A sketch is a rough or unfinished drawing or painting, often made to inform the creation of a subsequent, more finished product.
The Urban Sketching movement was created in 2007 by Seattle journalist and illustrator Gabriel Campanario. Like the plein air (outdoor) painting method popularized by French Impressionists of the 19th century, urban sketching encourages artists to work in situ, taking their art out of the studio and into the world. Urban Sketching is distinct, however, in that it has journalistic roots and focuses specifically on telling visual stories of everyday life, which are then shared online.
The focus of Urban Sketching is to capture one’s surroundings or draw what you see. The connections between scholarly research and the Urban Sketching movement are notable as they both rely on observation, analysis, storytelling and contributing to community knowledge. Both processes use a curated set of data and observations to tell a story that will likely turn into something more.
Urban Sketching also relieves stress, hones observational and analytical skills, flexes creativity and problem-solving skills as well as elevates seemingly mundane moments from everyday life, allowing us to see our own world from a different perspective.
The project was a collaboration between associate professor Richard Alomar, chair of the Department of Landscape Architecture and director of the Office of Urban Extension and Engagement, and Megan Lotts, art librarian, Rutgers University Libraries-New Brunswick. Throughout the month of November 2021, the Rutgers Urban Sketching project invited individuals to document, share and connect by building a virtual collection of drawings from life as we know it.

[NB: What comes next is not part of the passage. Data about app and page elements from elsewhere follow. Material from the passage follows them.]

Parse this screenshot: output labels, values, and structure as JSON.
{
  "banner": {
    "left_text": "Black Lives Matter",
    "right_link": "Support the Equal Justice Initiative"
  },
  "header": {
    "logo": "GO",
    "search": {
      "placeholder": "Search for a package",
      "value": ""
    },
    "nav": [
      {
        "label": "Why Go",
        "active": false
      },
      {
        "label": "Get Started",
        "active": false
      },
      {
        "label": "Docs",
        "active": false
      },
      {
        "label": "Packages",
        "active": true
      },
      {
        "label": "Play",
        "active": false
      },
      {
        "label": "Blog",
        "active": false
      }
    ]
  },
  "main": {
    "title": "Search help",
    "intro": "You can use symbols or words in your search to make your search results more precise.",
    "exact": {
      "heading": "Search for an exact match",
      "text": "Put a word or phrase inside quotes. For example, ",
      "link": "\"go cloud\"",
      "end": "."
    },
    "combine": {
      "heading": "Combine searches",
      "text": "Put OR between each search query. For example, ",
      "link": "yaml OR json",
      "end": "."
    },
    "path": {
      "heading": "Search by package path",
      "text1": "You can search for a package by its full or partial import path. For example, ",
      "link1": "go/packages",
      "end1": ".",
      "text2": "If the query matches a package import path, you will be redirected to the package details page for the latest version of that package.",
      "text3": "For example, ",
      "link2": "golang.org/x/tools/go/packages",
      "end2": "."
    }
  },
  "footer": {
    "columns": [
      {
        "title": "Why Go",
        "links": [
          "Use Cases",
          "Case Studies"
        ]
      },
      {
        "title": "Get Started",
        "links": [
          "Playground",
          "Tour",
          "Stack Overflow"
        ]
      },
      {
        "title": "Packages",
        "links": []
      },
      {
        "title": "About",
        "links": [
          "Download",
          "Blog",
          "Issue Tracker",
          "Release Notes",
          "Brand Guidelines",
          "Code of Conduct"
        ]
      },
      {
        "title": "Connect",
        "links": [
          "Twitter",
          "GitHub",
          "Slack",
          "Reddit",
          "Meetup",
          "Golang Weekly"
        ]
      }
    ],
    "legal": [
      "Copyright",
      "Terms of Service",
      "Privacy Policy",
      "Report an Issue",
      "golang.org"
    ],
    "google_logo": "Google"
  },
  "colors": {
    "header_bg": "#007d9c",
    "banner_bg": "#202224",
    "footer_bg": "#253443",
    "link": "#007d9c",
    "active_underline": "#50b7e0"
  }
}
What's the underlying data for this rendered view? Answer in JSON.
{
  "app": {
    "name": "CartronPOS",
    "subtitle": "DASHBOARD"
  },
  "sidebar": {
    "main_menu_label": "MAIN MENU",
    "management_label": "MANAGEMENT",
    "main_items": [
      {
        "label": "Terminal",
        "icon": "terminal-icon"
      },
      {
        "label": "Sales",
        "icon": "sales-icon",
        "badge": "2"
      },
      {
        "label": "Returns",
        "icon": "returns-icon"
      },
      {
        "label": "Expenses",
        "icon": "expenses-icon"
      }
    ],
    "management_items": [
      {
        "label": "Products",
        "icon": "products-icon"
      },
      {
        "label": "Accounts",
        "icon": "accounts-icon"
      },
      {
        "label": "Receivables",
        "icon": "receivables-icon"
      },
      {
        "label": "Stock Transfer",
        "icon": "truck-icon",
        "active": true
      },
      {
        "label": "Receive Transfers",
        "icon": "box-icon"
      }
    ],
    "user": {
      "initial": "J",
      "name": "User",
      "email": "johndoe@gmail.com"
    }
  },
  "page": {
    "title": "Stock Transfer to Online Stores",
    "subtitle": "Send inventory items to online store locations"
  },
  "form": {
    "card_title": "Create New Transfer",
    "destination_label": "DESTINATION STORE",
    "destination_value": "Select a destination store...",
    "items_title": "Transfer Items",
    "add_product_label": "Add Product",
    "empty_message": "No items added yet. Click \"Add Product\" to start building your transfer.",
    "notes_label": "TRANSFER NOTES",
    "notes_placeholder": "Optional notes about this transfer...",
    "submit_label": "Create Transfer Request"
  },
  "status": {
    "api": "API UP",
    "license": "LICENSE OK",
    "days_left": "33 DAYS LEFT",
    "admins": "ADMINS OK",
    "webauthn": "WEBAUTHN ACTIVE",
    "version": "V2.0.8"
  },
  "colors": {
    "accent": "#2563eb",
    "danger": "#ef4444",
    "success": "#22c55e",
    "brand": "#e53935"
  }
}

Beyond collecting images, the RU Urban Sketch project invited individuals to attend community sketching sessions. EJB Designs, a student run club out of The Rutgers, Bloustein School of Planning and Public Policy, held two virtual sketching events, open to anyone who wanted to participate. Also on November 9, project participants gathered on the steps of the Art Library to sketch Voorhees Mall. Sketch sessions bring together people from all disciplines and are a space where communities are created and many individuals are introduced to like-minded thinkers with whom they might have never come in contact with.
One of the most exciting moments during the 2021 project was when art librarian Megan Lotts and Giovanni Caputo, RU SEBS alum and former 2020 project co-coordinator, were invited to share the project with landscape architecture professor Anette Freytag’s course. Throughout a 3-hour workshop with the class, they were able to discuss Urban Sketching, the importance of visual literacy and the RU Libraries, as well as learn more about each other and our local communities, all while examining and sketching the Cook Campus landscape.
When it comes to trying something new like sketching, however, participants are hesitant because they are afraid to fail. Many comment, “I can’t even draw a stick figure” yet Urban Sketching isn’t about creating a masterpiece, it’s about taking time to stop and observe one’s surroundings and learn from what one sees. When stopping to “sketch the roses” one can begin to form questions and ideas that might not have been considered without a closer look. In one workshop attended by faculty and staff from the Rutgers University Libraries, one participant confessed they were very intimidated and unsure about participating in the project. However, after attending a workshop and learning more about the project, they realized they could connect with Urban Sketching because they understood math and creating six line drawings, a sketching concept that was new to them.
As part of this project, Megan Lotts also curated an exhibit for the Rutgers Art Library featuring resources related to Sketching & Drawing which are available within the Rutgers University Libraries.
The project’s weekly prompts included the following:
Nov. 1-5: Draw a landscape or the sky
Nov. 3: EJB Virtual Drawing Session w EJB Design
Nov. 8-12: Draw an indoor setting you visit daily
Nov. 9: Draw Voorhees Mall (meet on Art Library steps, noon)
Nov. 15- 19: Draw what you see out a window
Nov. 17: EJB Virtual Drawing Session w EJB Design
Nov. 22-26: Draw a friend, family, or pet
Nov. 29- Dec. 4: Draw a meal
To learn more about the project and to see additional sketches, go to the Rutgers Urban Sketching webpage!